Urgh. Beauty pageants. That bizarre and outdated part of American culture that baffles almost all of us with its desperate struggle to uphold patriarchal norms against all the struggle for gender equality.
But in Virginia, beauty pageant contestant Camille Schrier is doing her best to challenge pageant stereotypes by celebrating women in science. The 24-year-old biochemist was crowned Miss Virginia after performing a science experiment as part of her pageant routine.
The usual talent section of traditional beauty pageants features a song or magic trick with contestants preparing a stereotypically non-academic talent. But Camille Schrier wanted to subvert the stereotype that women cannot be both beautiful and intelligent. So, she used her biochemistry major to conduct a science experiment on stage as her talent and encourage young girls to pursue scientific careers.
Ms. Schrier wowed the judges with a demonstration of the catalytic decomposition of hydrogen peroxide. Her outfit, a lab coat and safety goggles, also defied the stereotypical ball gowns and swimsuits of traditional US beauty pageants. After mixing a chemical solution into beakers, Schrier’s experiment concluded with an explosive ending as the solution erupted in blue and orange foam: the “Elephant Toothpaste” reaction.
Recently, pageant judges decided to break away from the belittling and stereotypical norms on which they were founded. They took proactive steps to focus the pageants on genuine talent and social impact of the contestants rather than beauty alone. These changes encouraged Ms. Schrier to enter the competition:
“The evolution of the Miss America competition, which reflects greater inclusiveness, and an opportunity to make a difference and win scholarships inspired me to step forward this year and compete.”
She told IFLScience.
“I am more than Miss Virginia. I am Miss Biochemist, Miss Systems Biologist, Miss Future PharmD looking toward a pharmaceutical industry career.”
Indeed, contestants in Miss America 2.0 spend more time highlighting their achievements and goals for the future rather than parading around in skimpy bikinis in a patronizing display of a very narrow, very white- and underweight-normative display of western beauty ideals. Dress codes have also moved away from traditional ball gowns, allowing contestants to wear something they feel better expresses their identity.
The changes follow hot on the heels of criticism that Miss America is not inclusive of women with different body shapes, disabled women and women of color. Well, it’s about time! It’s 2019 people, not the 1950s…
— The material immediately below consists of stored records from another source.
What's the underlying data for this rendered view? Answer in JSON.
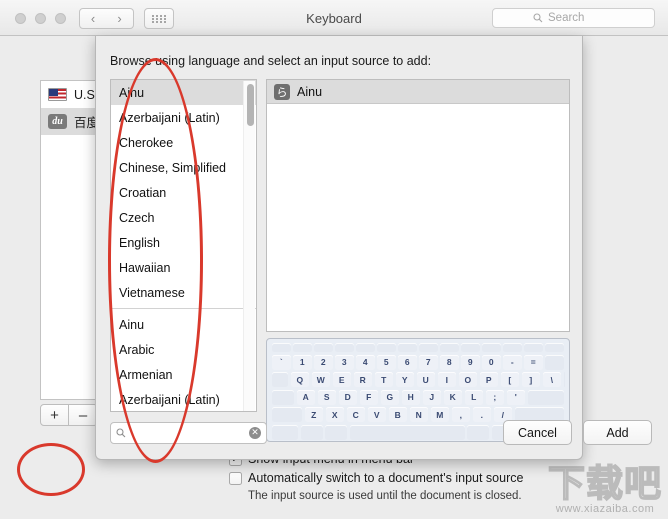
{
  "window": {
    "title": "Keyboard",
    "traffic_lights": [
      "close",
      "minimize",
      "maximize"
    ],
    "nav_back_icon": "‹",
    "nav_forward_icon": "›",
    "grid_icon": "grid-icon",
    "toolbar_search": {
      "icon": "search-icon",
      "placeholder": "Search",
      "value": ""
    }
  },
  "background_pane": {
    "input_sources": [
      {
        "label": "U.S.",
        "icon": "us-flag-icon",
        "selected": false
      },
      {
        "label": "百度",
        "icon": "du-badge-icon",
        "selected": true
      }
    ],
    "add_button_label": "+",
    "remove_button_label": "–",
    "options": [
      {
        "label": "Show input menu in menu bar",
        "checked": true,
        "sublabel": ""
      },
      {
        "label": "Automatically switch to a document's input source",
        "checked": false,
        "sublabel": "The input source is used until the document is closed."
      }
    ]
  },
  "sheet": {
    "prompt": "Browse using language and select an input source to add:",
    "language_groups": [
      {
        "items": [
          "Ainu",
          "Azerbaijani (Latin)",
          "Cherokee",
          "Chinese, Simplified",
          "Croatian",
          "Czech",
          "English",
          "Hawaiian",
          "Vietnamese"
        ]
      },
      {
        "items": [
          "Ainu",
          "Arabic",
          "Armenian",
          "Azerbaijani (Latin)"
        ]
      }
    ],
    "selected_language": "Ainu",
    "source_panel": {
      "header_icon": "ainu-kana-icon",
      "header_label": "Ainu",
      "rows": []
    },
    "keyboard_preview": {
      "rows": [
        [
          "`",
          "1",
          "2",
          "3",
          "4",
          "5",
          "6",
          "7",
          "8",
          "9",
          "0",
          "-",
          "="
        ],
        [
          "Q",
          "W",
          "E",
          "R",
          "T",
          "Y",
          "U",
          "I",
          "O",
          "P",
          "[",
          "]",
          "\\"
        ],
        [
          "A",
          "S",
          "D",
          "F",
          "G",
          "H",
          "J",
          "K",
          "L",
          ";",
          "'"
        ],
        [
          "Z",
          "X",
          "C",
          "V",
          "B",
          "N",
          "M",
          ",",
          ".",
          "/"
        ]
      ]
    },
    "search": {
      "icon": "search-icon",
      "placeholder": "",
      "value": "",
      "clear_icon": "clear-circle-icon"
    },
    "cancel_label": "Cancel",
    "add_label": "Add"
  },
  "annotations": [
    {
      "name": "language-list-highlight",
      "shape": "ellipse",
      "color": "#d9392c"
    },
    {
      "name": "add-button-highlight",
      "shape": "ellipse",
      "color": "#d9392c"
    }
  ],
  "watermark": {
    "main": "下载吧",
    "sub": "www.xiazaiba.com"
  }
}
“We are no longer a pageant. Miss America will represent a new generation of female leaders focused on scholarship, social impact, talent, and empowerment.”
Said Gretchen Carlson, Chair of the Board of Trustees.
“We’re experiencing a cultural revolution in our country with women finding the courage to stand up and have their voices heard on many issues. Miss America is proud to evolve as an organization and join this empowerment movement.”
Popular Netflix feature length film Dumplin’ tackles the exclusivity of American beauty pageants and their toxic obsession with thinness in particular. Dumplin’ stars Danielle Macdonald as the Dolly Parton-loving, plus-size, body-conscious teenage daughter of Jennifer Aniston’s overbearing ex-beauty pageant queen. Macdonald’s character, Willowdean, decides to enter the town’s beauty pageant to point out how narrow the pageant’s definition of beauty is, and how outdated the tradition is. As Willowdean infiltrates the cliques at the heart of the pageant, she journeys the long and complex road to genuine body positivity and self-acceptance.
But the film raises another question: what message are we sending to our daughters and young women by upholding these very image-obsessed values for women? If we continue to judge our young women by something as shallow as beauty, we can so easily miss out on opportunities to encourage them to pursue their talents for other more important things, like Biochemistry!
Camille Schrier, who has dual Bachelor of Science degrees from Virginia Tech in Biochemistry and Systems Biology, is passionate about encouraging young women to pursue an education in Science, Technology, Engineering and Math (STEM) subjects. STEM subjects are still hugely dominated by men with 81% of engineering degrees earned in the US going to men, despite boys and girls performing equal in math and science.
Ms. Schrier hopes that her performance and other activist-inspired work will help to change these statistics and make for a more gender equal scientific world. We certainly hope that her performance inspired a new generation of young women to take up the challenge of cutting-edge scientific research!